* _TASK DIRECTIONS_
Report each line of the records below that uses the word "Lord".

* _SUPPLIED INFORMATION_
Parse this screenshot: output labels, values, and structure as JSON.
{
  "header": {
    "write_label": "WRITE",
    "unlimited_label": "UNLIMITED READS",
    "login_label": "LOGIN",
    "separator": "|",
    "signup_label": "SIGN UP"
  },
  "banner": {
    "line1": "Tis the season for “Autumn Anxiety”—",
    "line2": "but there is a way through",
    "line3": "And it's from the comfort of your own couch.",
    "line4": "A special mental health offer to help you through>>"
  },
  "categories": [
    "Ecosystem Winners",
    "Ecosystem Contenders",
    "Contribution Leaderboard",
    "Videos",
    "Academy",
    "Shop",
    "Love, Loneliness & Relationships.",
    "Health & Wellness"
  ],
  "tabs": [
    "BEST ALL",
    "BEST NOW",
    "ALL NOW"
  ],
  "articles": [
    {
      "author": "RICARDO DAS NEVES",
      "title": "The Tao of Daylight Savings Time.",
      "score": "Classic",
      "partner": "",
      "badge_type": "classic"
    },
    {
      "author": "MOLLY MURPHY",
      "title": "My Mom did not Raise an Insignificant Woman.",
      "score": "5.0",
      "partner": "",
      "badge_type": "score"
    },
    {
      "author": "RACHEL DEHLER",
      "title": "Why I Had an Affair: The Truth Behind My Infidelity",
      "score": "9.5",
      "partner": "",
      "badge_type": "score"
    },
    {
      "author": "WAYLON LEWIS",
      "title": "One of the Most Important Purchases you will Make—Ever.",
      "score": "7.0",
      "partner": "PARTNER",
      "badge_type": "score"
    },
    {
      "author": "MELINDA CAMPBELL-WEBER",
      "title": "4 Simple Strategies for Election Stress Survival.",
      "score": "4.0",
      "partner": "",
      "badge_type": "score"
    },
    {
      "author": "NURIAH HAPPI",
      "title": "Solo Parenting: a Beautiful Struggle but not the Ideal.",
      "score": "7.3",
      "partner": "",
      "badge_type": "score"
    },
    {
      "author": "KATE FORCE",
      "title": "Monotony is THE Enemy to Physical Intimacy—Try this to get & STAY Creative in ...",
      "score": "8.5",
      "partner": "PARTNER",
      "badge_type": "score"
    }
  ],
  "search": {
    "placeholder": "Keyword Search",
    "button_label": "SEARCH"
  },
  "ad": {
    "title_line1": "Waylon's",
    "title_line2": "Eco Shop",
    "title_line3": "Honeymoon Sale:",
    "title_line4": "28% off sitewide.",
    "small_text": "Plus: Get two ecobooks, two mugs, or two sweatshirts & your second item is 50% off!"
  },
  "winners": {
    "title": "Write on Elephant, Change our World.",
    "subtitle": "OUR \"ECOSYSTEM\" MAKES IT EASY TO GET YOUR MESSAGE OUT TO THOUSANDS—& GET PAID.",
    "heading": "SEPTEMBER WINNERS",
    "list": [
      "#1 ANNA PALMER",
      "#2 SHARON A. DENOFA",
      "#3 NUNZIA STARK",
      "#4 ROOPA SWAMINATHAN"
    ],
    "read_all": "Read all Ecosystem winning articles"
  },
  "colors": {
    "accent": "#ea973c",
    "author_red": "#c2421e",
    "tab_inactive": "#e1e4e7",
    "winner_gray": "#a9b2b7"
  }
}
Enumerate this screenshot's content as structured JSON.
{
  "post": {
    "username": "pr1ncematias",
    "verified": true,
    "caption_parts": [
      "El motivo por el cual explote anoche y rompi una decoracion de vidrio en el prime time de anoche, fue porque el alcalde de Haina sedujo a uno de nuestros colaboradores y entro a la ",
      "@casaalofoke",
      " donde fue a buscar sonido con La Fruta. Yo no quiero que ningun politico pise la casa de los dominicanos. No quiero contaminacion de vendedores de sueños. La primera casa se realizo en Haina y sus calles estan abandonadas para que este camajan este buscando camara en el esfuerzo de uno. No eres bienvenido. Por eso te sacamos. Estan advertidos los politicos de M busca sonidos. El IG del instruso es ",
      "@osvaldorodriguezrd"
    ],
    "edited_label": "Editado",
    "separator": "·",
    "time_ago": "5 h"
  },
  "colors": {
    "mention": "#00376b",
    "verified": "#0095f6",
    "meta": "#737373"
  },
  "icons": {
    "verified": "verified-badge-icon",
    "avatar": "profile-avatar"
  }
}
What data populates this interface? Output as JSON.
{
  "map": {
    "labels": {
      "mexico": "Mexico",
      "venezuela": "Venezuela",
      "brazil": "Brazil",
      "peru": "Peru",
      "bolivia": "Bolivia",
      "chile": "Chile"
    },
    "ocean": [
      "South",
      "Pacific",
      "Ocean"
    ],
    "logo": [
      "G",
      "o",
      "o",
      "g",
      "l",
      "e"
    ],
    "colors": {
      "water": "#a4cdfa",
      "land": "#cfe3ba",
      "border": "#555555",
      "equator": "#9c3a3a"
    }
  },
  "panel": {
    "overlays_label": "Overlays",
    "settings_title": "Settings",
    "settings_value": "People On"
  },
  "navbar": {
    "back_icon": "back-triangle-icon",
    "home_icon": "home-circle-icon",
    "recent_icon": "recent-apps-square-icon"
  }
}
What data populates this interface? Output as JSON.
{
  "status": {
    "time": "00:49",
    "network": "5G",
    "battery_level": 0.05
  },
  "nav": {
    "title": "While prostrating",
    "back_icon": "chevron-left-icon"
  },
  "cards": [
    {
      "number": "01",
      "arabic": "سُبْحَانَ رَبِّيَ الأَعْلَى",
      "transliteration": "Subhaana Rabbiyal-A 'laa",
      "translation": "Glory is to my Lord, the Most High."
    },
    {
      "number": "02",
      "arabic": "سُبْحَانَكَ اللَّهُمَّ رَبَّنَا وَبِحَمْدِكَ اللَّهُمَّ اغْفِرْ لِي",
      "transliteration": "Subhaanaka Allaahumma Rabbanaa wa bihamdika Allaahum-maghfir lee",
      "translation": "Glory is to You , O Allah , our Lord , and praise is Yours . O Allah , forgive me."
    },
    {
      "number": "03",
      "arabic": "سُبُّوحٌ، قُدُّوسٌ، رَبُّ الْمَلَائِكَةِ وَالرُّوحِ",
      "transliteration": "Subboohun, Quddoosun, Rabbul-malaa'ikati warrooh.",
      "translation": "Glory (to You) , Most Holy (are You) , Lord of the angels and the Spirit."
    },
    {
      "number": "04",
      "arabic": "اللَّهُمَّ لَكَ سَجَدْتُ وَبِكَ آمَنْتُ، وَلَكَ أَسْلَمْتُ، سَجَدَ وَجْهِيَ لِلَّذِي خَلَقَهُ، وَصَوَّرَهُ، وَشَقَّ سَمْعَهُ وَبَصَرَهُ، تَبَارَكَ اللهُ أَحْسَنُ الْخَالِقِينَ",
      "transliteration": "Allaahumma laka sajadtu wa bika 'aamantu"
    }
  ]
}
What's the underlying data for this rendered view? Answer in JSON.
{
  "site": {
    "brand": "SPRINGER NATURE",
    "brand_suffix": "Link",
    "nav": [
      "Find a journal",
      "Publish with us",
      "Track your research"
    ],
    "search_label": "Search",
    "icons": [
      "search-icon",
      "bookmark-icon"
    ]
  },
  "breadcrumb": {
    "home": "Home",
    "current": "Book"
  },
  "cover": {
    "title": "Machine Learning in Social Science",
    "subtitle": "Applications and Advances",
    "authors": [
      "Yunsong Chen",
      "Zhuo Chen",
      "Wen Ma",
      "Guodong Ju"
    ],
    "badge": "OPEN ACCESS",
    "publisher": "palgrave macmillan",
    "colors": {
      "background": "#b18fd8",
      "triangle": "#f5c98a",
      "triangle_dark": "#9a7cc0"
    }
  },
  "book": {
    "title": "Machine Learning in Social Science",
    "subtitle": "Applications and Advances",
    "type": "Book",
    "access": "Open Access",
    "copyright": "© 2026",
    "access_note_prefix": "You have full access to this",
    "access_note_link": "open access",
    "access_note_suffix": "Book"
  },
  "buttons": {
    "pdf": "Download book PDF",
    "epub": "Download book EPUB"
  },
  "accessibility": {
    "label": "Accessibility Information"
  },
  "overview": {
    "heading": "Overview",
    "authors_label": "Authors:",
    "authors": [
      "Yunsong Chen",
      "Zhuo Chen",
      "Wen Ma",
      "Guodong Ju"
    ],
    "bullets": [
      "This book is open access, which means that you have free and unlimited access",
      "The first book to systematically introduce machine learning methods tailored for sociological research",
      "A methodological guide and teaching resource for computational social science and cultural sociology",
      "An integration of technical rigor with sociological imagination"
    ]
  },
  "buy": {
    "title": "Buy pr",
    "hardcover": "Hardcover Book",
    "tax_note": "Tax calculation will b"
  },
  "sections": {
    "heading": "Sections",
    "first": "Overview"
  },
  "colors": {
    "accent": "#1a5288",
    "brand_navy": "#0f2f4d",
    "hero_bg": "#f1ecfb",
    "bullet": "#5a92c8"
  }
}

* _THE COMPLETED TASK_
      "translation": "Glory is to my Lord, the Most High."
      "translation": "Glory is to You , O Allah , our Lord , and praise is Yours . O Allah , forgive me."
      "translation": "Glory (to You) , Most Holy (are You) , Lord of the angels and the Spirit."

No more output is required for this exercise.